WHAT YOU WILL DO: A verbatim copy of the listing is what is needed, minus any pictures.

╔══

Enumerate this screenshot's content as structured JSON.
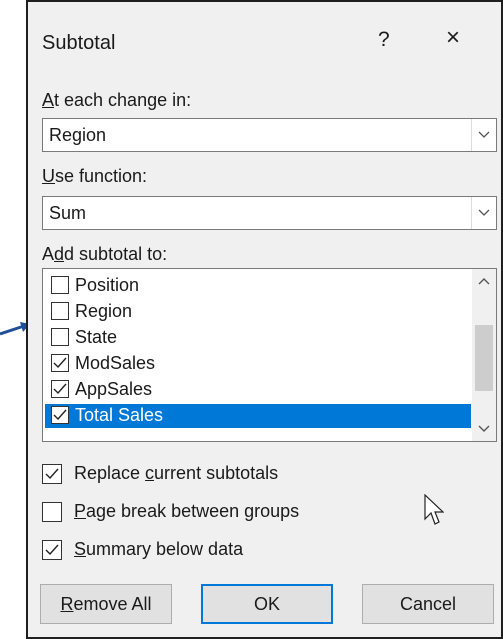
{
  "dialog": {
    "title": "Subtotal",
    "help": "?",
    "close": "×"
  },
  "at_each_change": {
    "label_u": "A",
    "label_rest": "t each change in:",
    "value": "Region"
  },
  "use_function": {
    "label_u": "U",
    "label_rest": "se function:",
    "value": "Sum"
  },
  "add_subtotal": {
    "label_pre": "A",
    "label_u": "d",
    "label_rest": "d subtotal to:",
    "items": [
      {
        "label": "Position",
        "checked": false,
        "selected": false
      },
      {
        "label": "Region",
        "checked": false,
        "selected": false
      },
      {
        "label": "State",
        "checked": false,
        "selected": false
      },
      {
        "label": "ModSales",
        "checked": true,
        "selected": false
      },
      {
        "label": "AppSales",
        "checked": true,
        "selected": false
      },
      {
        "label": "Total Sales",
        "checked": true,
        "selected": true
      }
    ]
  },
  "options": {
    "replace": {
      "pre": "Replace ",
      "u": "c",
      "rest": "urrent subtotals",
      "checked": true
    },
    "page_break": {
      "pre": "",
      "u": "P",
      "rest": "age break between groups",
      "checked": false
    },
    "summary": {
      "pre": "",
      "u": "S",
      "rest": "ummary below data",
      "checked": true
    }
  },
  "buttons": {
    "remove_u": "R",
    "remove_rest": "emove All",
    "ok": "OK",
    "cancel": "Cancel"
  }
}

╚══

TASK RESPONSE:
Enumerate this screenshot's content as structured JSON.
{
  "dialog": {
    "title": "Subtotal",
    "help": "?",
    "close": "×"
  },
  "at_each_change": {
    "label_u": "A",
    "label_rest": "t each change in:",
    "value": "Region"
  },
  "use_function": {
    "label_u": "U",
    "label_rest": "se function:",
    "value": "Sum"
  },
  "add_subtotal": {
    "label_pre": "A",
    "label_u": "d",
    "label_rest": "d subtotal to:",
    "items": [
      {
        "label": "Position",
        "checked": false,
        "selected": false
      },
      {
        "label": "Region",
        "checked": false,
        "selected": false
      },
      {
        "label": "State",
        "checked": false,
        "selected": false
      },
      {
        "label": "ModSales",
        "checked": true,
        "selected": false
      },
      {
        "label": "AppSales",
        "checked": true,
        "selected": false
      },
      {
        "label": "Total Sales",
        "checked": true,
        "selected": true
      }
    ]
  },
  "options": {
    "replace": {
      "pre": "Replace ",
      "u": "c",
      "rest": "urrent subtotals",
      "checked": true
    },
    "page_break": {
      "pre": "",
      "u": "P",
      "rest": "age break between groups",
      "checked": false
    },
    "summary": {
      "pre": "",
      "u": "S",
      "rest": "ummary below data",
      "checked": true
    }
  },
  "buttons": {
    "remove_u": "R",
    "remove_rest": "emove All",
    "ok": "OK",
    "cancel": "Cancel"
  }
}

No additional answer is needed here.